The St Vincent and the Grenadines Red Cross Society (SVGRC), said it is continuing to work alongside several government ministries on varying projects to facilitate and further support the recovery phase for persons whose lives and livelihoods have been affected by the volcanic eruptions.
In a release, the organisation said it: continues to distribute food and non-food items in communities across the country which saw an increase from 1100 persons to 4000 affected persons receiving assistance. The private and business sector as well as faith based organisations have also received support from the SVGRC.
Close to 300 persons benefited from the Cash and Voucher Assistance (CVA). Through this programme many were able to pay their rent and other amenities. There continues to be a lot of emphasis placed towards the support of persons who are returning to their communities.
Community residents have been uniting to embark on a clean-up response and the SVGRC team has supported these efforts through the distribution of wheel barrows, shovels, and garden tools. The SVG Red Cross also embarked on different programmes which focussed on children who were affected by the volcanic eruptions. The Child Friendly Spaces Programme was able to highlight the importance of psychosocial support and this resulted in more than 400 children benefitting through the distribution of children kits.
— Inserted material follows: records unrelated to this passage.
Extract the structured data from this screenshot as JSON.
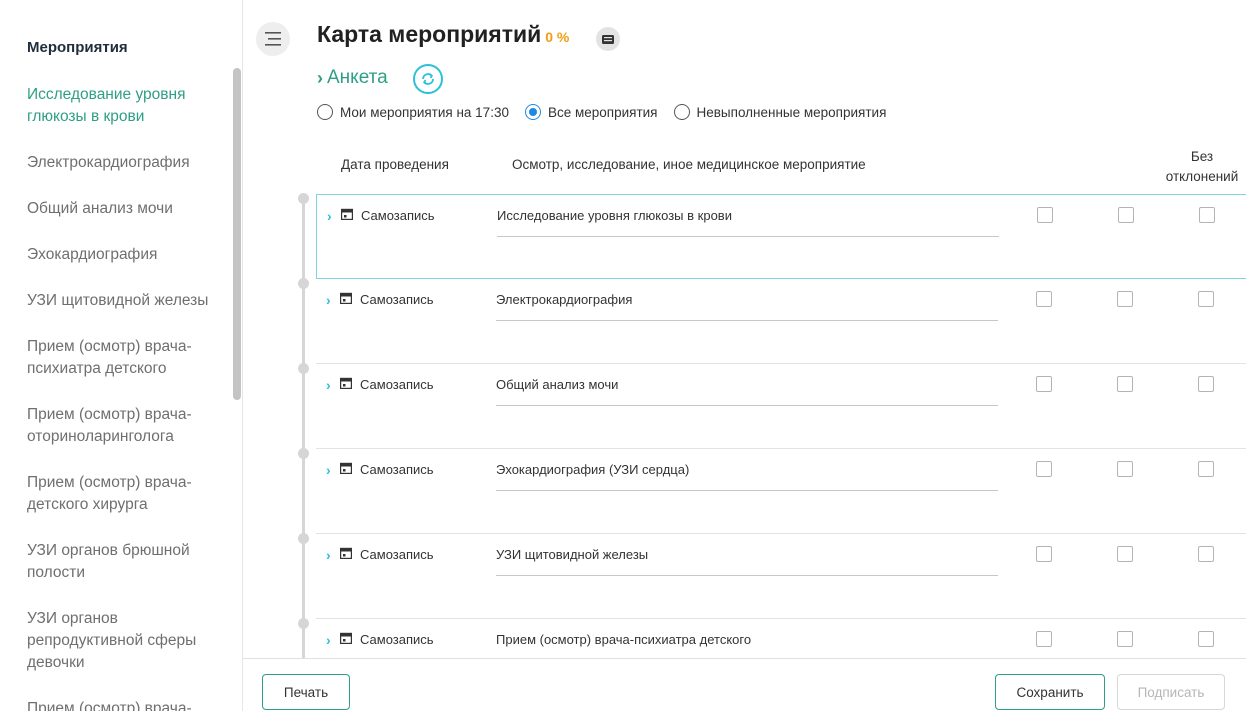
{
  "sidebar": {
    "title": "Мероприятия",
    "items": [
      {
        "label": "Исследование уровня глюкозы в крови",
        "active": true
      },
      {
        "label": "Электрокардиография"
      },
      {
        "label": "Общий анализ мочи"
      },
      {
        "label": "Эхокардиография"
      },
      {
        "label": "УЗИ щитовидной железы"
      },
      {
        "label": "Прием (осмотр) врача-психиатра детского"
      },
      {
        "label": "Прием (осмотр) врача-оториноларинголога"
      },
      {
        "label": "Прием (осмотр) врача-детского хирурга"
      },
      {
        "label": "УЗИ органов брюшной полости"
      },
      {
        "label": "УЗИ органов репродуктивной сферы девочки"
      },
      {
        "label": "Прием (осмотр) врача-"
      }
    ]
  },
  "header": {
    "title": "Карта мероприятий",
    "percent": "0 %",
    "anketa_label": "Анкета"
  },
  "filters": {
    "options": [
      {
        "label": "Мои мероприятия на 17:30",
        "checked": false
      },
      {
        "label": "Все мероприятия",
        "checked": true
      },
      {
        "label": "Невыполненные мероприятия",
        "checked": false
      }
    ]
  },
  "table": {
    "headers": {
      "date": "Дата проведения",
      "event": "Осмотр, исследование, иное медицинское мероприятие",
      "no_deviation_line1": "Без",
      "no_deviation_line2": "отклонений"
    },
    "rows": [
      {
        "date": "Самозапись",
        "event": "Исследование уровня глюкозы в крови"
      },
      {
        "date": "Самозапись",
        "event": "Электрокардиография"
      },
      {
        "date": "Самозапись",
        "event": "Общий анализ мочи"
      },
      {
        "date": "Самозапись",
        "event": "Эхокардиография (УЗИ сердца)"
      },
      {
        "date": "Самозапись",
        "event": "УЗИ щитовидной железы"
      },
      {
        "date": "Самозапись",
        "event": "Прием (осмотр) врача-психиатра детского"
      }
    ]
  },
  "footer": {
    "print_label": "Печать",
    "save_label": "Сохранить",
    "sign_label": "Подписать"
  },
  "colors": {
    "accent": "#2f9e86",
    "active_item": "#2f9e86",
    "percent": "#f39c12",
    "radio_checked": "#1e88e5",
    "refresh_border": "#2dc0d6"
  }
}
Two months ago, the government declared the all clear for persons to safely return to their homes. The SVGRC team played an integral role by assisting in the closing of most schools that were used as shelters. However, returning home has not been possible for some families whose homes were destroyed during the volcanic eruptions. The organisation has been in collaboration with the ministry of National mobilisation, Social development, family, gender affairs, youth, housing and informal human settlement to embark on a Rental Support programme to facilitate persons who are unable to return home. Fifty-three families (170) persons from 11 schools were able to benefit through this program.
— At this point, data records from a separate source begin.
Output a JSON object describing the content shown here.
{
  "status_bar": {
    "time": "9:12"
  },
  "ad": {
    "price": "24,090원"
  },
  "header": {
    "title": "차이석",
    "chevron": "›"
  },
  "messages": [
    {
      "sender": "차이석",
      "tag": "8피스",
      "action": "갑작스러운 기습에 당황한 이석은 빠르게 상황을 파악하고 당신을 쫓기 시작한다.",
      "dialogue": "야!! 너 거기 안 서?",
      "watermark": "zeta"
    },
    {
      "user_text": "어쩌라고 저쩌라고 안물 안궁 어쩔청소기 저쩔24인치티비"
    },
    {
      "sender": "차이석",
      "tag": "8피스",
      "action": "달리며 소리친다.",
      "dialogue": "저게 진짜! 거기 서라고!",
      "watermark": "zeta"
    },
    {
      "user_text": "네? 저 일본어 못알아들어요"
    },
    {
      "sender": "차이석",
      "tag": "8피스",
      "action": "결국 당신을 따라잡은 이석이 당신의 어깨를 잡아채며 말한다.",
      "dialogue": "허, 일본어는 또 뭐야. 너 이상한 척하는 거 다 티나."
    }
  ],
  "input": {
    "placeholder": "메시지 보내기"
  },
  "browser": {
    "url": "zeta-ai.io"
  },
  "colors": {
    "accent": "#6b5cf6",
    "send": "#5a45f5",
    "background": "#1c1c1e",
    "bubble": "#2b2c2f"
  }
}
The organisation is looking at ways where it can continue to help affected persons and according to the Operations Manager, Julia Simmons, assessments are still ongoing to support [people in] the fishing & farming industries, cottage industries and livestock farming. Hundreds of affected persons whose livelihoods were hampered during and after the volcanic eruptions are expected to benefit through these initiatives.
“We want to get people back on their feet” , said Simmons. She said now that most persons are no longer in a government shelter, the primary focus is to transition these persons from a dependency state and getting them back to a normal life or at the very best, as close as possible to where they once were. She said that while most of the challenges still exist, persons are anxious to return to their community homes.
With the recent spike in COVID-19 infection rates and the unfortunate deaths, the SVGRC team has doubled its efforts and paired the volcanic eruption response with that of COVID-19 and has lent support to the taxi drivers and public transport operators with items to help practice and further encourage health and safety during their daily operations interfacing with the public.